* _Task requirements_:
Could you return the whole listing exactly?

* _Record excerpts_:
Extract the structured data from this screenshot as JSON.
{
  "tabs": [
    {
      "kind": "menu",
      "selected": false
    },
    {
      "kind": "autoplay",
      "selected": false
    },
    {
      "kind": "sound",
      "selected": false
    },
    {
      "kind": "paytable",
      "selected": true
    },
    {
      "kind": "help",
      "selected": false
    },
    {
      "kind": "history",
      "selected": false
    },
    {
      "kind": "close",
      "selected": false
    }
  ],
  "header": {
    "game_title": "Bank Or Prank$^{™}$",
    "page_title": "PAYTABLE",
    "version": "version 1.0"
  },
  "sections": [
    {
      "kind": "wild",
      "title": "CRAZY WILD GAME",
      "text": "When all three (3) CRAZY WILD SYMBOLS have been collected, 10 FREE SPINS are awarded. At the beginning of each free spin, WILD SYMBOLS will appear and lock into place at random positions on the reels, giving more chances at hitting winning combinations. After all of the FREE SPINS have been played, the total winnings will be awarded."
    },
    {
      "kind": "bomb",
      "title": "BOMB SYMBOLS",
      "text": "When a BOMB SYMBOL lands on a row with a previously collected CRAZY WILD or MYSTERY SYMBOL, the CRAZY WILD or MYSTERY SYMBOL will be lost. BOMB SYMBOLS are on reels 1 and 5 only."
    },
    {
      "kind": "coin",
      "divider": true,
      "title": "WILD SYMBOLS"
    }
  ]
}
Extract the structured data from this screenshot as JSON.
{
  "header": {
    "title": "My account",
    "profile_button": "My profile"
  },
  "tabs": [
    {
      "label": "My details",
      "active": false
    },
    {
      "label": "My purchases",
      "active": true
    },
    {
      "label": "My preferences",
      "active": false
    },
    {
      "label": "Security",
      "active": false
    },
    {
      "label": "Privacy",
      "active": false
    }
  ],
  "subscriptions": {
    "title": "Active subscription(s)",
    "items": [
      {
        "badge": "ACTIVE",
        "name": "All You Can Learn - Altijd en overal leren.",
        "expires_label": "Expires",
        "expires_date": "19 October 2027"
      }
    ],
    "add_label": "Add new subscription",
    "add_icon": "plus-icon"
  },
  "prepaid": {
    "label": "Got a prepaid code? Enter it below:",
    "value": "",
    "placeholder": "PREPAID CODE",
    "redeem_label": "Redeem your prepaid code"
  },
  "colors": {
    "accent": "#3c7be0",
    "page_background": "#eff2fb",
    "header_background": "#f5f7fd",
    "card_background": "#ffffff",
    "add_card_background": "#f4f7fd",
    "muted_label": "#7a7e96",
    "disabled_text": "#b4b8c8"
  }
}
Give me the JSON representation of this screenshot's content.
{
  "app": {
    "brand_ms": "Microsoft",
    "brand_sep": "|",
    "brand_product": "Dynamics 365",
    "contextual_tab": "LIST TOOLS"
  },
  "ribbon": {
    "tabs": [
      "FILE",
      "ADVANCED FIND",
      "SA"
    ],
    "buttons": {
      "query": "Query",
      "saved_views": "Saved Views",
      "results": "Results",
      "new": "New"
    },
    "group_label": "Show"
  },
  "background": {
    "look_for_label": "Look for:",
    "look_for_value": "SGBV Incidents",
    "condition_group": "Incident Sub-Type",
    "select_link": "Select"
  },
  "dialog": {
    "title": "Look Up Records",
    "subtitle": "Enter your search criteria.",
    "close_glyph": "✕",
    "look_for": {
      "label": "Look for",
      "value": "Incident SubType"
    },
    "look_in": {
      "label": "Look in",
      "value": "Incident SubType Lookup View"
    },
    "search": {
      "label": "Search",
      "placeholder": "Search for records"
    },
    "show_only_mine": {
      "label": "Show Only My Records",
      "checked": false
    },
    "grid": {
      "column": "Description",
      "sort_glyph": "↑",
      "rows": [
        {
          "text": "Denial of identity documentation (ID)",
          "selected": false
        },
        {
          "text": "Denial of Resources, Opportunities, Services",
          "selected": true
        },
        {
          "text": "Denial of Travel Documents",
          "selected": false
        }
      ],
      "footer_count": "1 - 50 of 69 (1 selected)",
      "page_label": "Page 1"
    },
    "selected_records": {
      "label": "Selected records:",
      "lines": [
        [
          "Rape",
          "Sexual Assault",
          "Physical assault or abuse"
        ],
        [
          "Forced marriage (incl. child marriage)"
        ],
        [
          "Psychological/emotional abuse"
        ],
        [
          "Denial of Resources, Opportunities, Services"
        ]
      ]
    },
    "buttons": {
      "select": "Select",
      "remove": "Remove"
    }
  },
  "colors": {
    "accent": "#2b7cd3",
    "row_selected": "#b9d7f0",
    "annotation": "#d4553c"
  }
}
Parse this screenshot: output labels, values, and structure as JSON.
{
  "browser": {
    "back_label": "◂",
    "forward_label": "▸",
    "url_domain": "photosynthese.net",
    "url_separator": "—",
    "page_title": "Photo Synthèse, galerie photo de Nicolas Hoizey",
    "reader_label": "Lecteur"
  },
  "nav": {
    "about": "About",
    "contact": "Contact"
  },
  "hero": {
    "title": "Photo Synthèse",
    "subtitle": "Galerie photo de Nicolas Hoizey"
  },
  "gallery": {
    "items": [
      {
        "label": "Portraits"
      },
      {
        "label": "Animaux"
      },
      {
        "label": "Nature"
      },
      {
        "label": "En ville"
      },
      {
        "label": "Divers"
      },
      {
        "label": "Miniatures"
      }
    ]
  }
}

* _The completed task_:
Extract the structured data from this screenshot as JSON.
{
  "tabs": [
    {
      "kind": "menu",
      "selected": false
    },
    {
      "kind": "autoplay",
      "selected": false
    },
    {
      "kind": "sound",
      "selected": false
    },
    {
      "kind": "paytable",
      "selected": true
    },
    {
      "kind": "help",
      "selected": false
    },
    {
      "kind": "history",
      "selected": false
    },
    {
      "kind": "close",
      "selected": false
    }
  ],
  "header": {
    "game_title": "Bank Or Prank$^{™}$",
    "page_title": "PAYTABLE",
    "version": "version 1.0"
  },
  "sections": [
    {
      "kind": "wild",
      "title": "CRAZY WILD GAME",
      "text": "When all three (3) CRAZY WILD SYMBOLS have been collected, 10 FREE SPINS are awarded. At the beginning of each free spin, WILD SYMBOLS will appear and lock into place at random positions on the reels, giving more chances at hitting winning combinations. After all of the FREE SPINS have been played, the total winnings will be awarded."
    },
    {
      "kind": "bomb",
      "title": "BOMB SYMBOLS",
      "text": "When a BOMB SYMBOL lands on a row with a previously collected CRAZY WILD or MYSTERY SYMBOL, the CRAZY WILD or MYSTERY SYMBOL will be lost. BOMB SYMBOLS are on reels 1 and 5 only."
    },
    {
      "kind": "coin",
      "divider": true,
      "title": "WILD SYMBOLS"
    }
  ]
}
Extract the structured data from this screenshot as JSON.
{
  "header": {
    "title": "My account",
    "profile_button": "My profile"
  },
  "tabs": [
    {
      "label": "My details",
      "active": false
    },
    {
      "label": "My purchases",
      "active": true
    },
    {
      "label": "My preferences",
      "active": false
    },
    {
      "label": "Security",
      "active": false
    },
    {
      "label": "Privacy",
      "active": false
    }
  ],
  "subscriptions": {
    "title": "Active subscription(s)",
    "items": [
      {
        "badge": "ACTIVE",
        "name": "All You Can Learn - Altijd en overal leren.",
        "expires_label": "Expires",
        "expires_date": "19 October 2027"
      }
    ],
    "add_label": "Add new subscription",
    "add_icon": "plus-icon"
  },
  "prepaid": {
    "label": "Got a prepaid code? Enter it below:",
    "value": "",
    "placeholder": "PREPAID CODE",
    "redeem_label": "Redeem your prepaid code"
  },
  "colors": {
    "accent": "#3c7be0",
    "page_background": "#eff2fb",
    "header_background": "#f5f7fd",
    "card_background": "#ffffff",
    "add_card_background": "#f4f7fd",
    "muted_label": "#7a7e96",
    "disabled_text": "#b4b8c8"
  }
}
Give me the JSON representation of this screenshot's content.
{
  "app": {
    "brand_ms": "Microsoft",
    "brand_sep": "|",
    "brand_product": "Dynamics 365",
    "contextual_tab": "LIST TOOLS"
  },
  "ribbon": {
    "tabs": [
      "FILE",
      "ADVANCED FIND",
      "SA"
    ],
    "buttons": {
      "query": "Query",
      "saved_views": "Saved Views",
      "results": "Results",
      "new": "New"
    },
    "group_label": "Show"
  },
  "background": {
    "look_for_label": "Look for:",
    "look_for_value": "SGBV Incidents",
    "condition_group": "Incident Sub-Type",
    "select_link": "Select"
  },
  "dialog": {
    "title": "Look Up Records",
    "subtitle": "Enter your search criteria.",
    "close_glyph": "✕",
    "look_for": {
      "label": "Look for",
      "value": "Incident SubType"
    },
    "look_in": {
      "label": "Look in",
      "value": "Incident SubType Lookup View"
    },
    "search": {
      "label": "Search",
      "placeholder": "Search for records"
    },
    "show_only_mine": {
      "label": "Show Only My Records",
      "checked": false
    },
    "grid": {
      "column": "Description",
      "sort_glyph": "↑",
      "rows": [
        {
          "text": "Denial of identity documentation (ID)",
          "selected": false
        },
        {
          "text": "Denial of Resources, Opportunities, Services",
          "selected": true
        },
        {
          "text": "Denial of Travel Documents",
          "selected": false
        }
      ],
      "footer_count": "1 - 50 of 69 (1 selected)",
      "page_label": "Page 1"
    },
    "selected_records": {
      "label": "Selected records:",
      "lines": [
        [
          "Rape",
          "Sexual Assault",
          "Physical assault or abuse"
        ],
        [
          "Forced marriage (incl. child marriage)"
        ],
        [
          "Psychological/emotional abuse"
        ],
        [
          "Denial of Resources, Opportunities, Services"
        ]
      ]
    },
    "buttons": {
      "select": "Select",
      "remove": "Remove"
    }
  },
  "colors": {
    "accent": "#2b7cd3",
    "row_selected": "#b9d7f0",
    "annotation": "#d4553c"
  }
}
Parse this screenshot: output labels, values, and structure as JSON.
{
  "browser": {
    "back_label": "◂",
    "forward_label": "▸",
    "url_domain": "photosynthese.net",
    "url_separator": "—",
    "page_title": "Photo Synthèse, galerie photo de Nicolas Hoizey",
    "reader_label": "Lecteur"
  },
  "nav": {
    "about": "About",
    "contact": "Contact"
  },
  "hero": {
    "title": "Photo Synthèse",
    "subtitle": "Galerie photo de Nicolas Hoizey"
  },
  "gallery": {
    "items": [
      {
        "label": "Portraits"
      },
      {
        "label": "Animaux"
      },
      {
        "label": "Nature"
      },
      {
        "label": "En ville"
      },
      {
        "label": "Divers"
      },
      {
        "label": "Miniatures"
      }
    ]
  }
}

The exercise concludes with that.